One think-tank expert on the receiving end of a Koch pitch described it this way: "They said to us, 'The debate is not diverse, the restrainers are not respected, and ... our wisdom is ignored.'"
Ruger did not respond to a request for comment, though he himself has written—in an essay in the Koch-funded National Interest—to endorse "restraint," arguing, "Any such perestroika, or new thinking, will be resisted among our regnant elites."
Organizations from the Atlantic Council to the Carnegie Endowment for International Peace, the International Crisis Group, the Center for the National Interest, and the Eurasia Group Foundation have taken Ruger and the Charles Koch Institute up on the offer. The list goes on: the Cato Institute, the Quincy Institute for Responsible Statecraft, and, as of last year, even the government-funded RAND Corporation.

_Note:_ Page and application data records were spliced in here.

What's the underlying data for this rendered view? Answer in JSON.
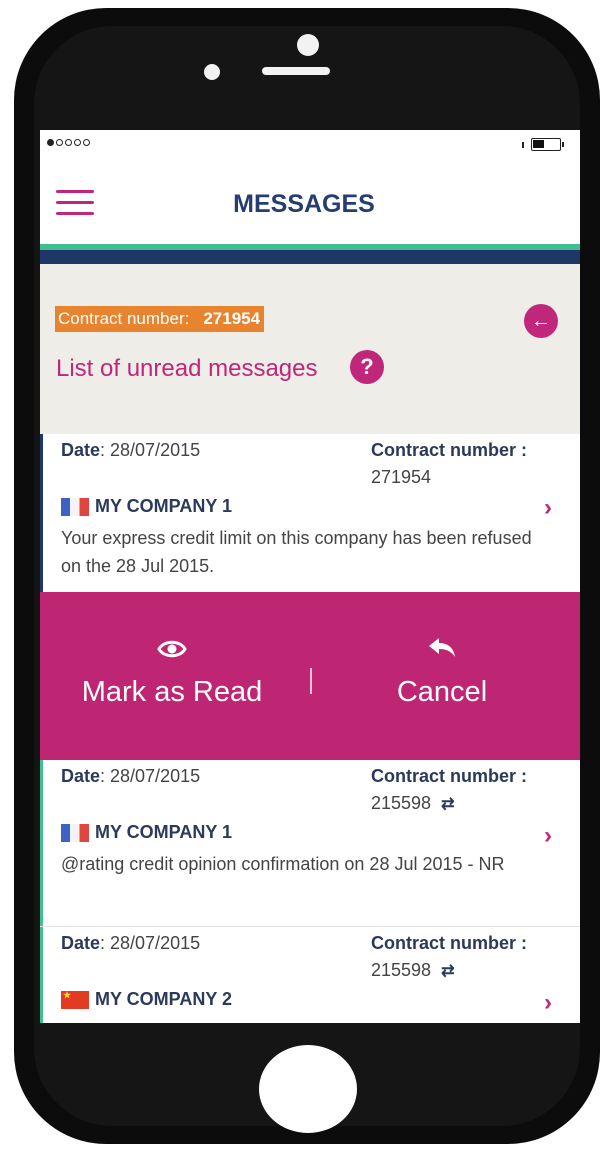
{
  "header": {
    "title": "MESSAGES"
  },
  "panel": {
    "contract_label": "Contract number:",
    "contract_number": "271954",
    "list_title": "List of unread messages",
    "help_glyph": "?"
  },
  "messages": [
    {
      "date_label": "Date",
      "date": ": 28/07/2015",
      "contract_label": "Contract number :",
      "contract_number": "271954",
      "has_swap_icon": false,
      "flag": "flag-france-icon",
      "company": "MY COMPANY 1",
      "text": "Your express credit limit on this company has been refused on the 28 Jul 2015."
    },
    {
      "date_label": "Date",
      "date": ": 28/07/2015",
      "contract_label": "Contract number :",
      "contract_number": "215598",
      "has_swap_icon": true,
      "flag": "flag-france-icon",
      "company": "MY COMPANY 1",
      "text": "@rating credit opinion confirmation on 28 Jul 2015 - NR"
    },
    {
      "date_label": "Date",
      "date": ": 28/07/2015",
      "contract_label": "Contract number :",
      "contract_number": "215598",
      "has_swap_icon": true,
      "flag": "flag-china-icon",
      "company": "MY COMPANY 2",
      "text": ""
    }
  ],
  "actions": {
    "mark_read": "Mark as Read",
    "cancel": "Cancel"
  },
  "colors": {
    "accent": "#be2673",
    "navy": "#1f3767",
    "green": "#3fbf8f",
    "highlight": "#e8832e"
  }
}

That explains why a recent RAND Corporation report, titled "Implementing Restraint," stipulates that "advocates of restraint believe that the United States should adopt a less confrontational policy toward Russia," including "accepting a Russian sphere of influence." The report continues: "Advocates of restraint do not argue that Russia poses a significant threat to vital U.S. interests," nor do they believe that Russian disinformation represents "a serious threat to U.S. interests."
A $1.19 million Koch grant is also behind polling from the Eurasia Group Foundation that purportedly demonstrates the American public's support for this approach. "When confronting human rights abuses, consistently across party affiliations, restraint was the first choice, U.N. leadership was the second choice, and American intervention was the last choice," the report found, concluding that "the public desire for a more restrained U.S. foreign policy is significant and diverse."
And that funding helps to explain why Center for the National Interest president and CEO Dimitri K. Simes argues that through a "restrained" foreign policy, the United States should allow Russia and other human rights abusers to "live more or less according to their own standards."
These views caused controversy at the Atlantic Council in particular in part because the organization was founded in the early 1960s to support transatlantic cooperation, and several scholars argued privately that the isolationist views espoused by Ashford and Burrows undermine that ethos with what one fellow described as "red pill pieces."
"That isn't 'realism,' it's cold indifference to freedom masquerading as realism," said Elliott Abrams, the former assistant secretary of state for human rights and humanitarian affairs. "It is particularly disgusting to see Alexei Navalny attacked—at exactly the moment when anyone interested in human rights should be protesting the kangaroo court conviction that has sent him to a labor camp for years."
A handful of D.C. think tanks, including the Center for Strategic and International Studies, have turned down the Koch money, pointing privately to the Kochs' insistence on approving the scholars who would be hired with the funds. "They clearly dictate who you take, there's no doubt about it, in a much more intrusive way than other donors who fund fellowships and chairs," said a source familiar with the CSIS negotiations.
A spokesman for CSIS, Andrew Schwartz, told the Washington Free Beacon that the organization has "on occasion performed some small project work that has been funded by Koch" and that while Ruger did approach the think tank about a subsequent project, "We never got far enough in the conversation to discuss anything about hiring."
A spokesman for the Atlantic Council, Alex Kisling, said that the Atlantic Council’s Burrows approached the Charles Koch Institute about funding and that the Atlantic Council "has full hiring independence."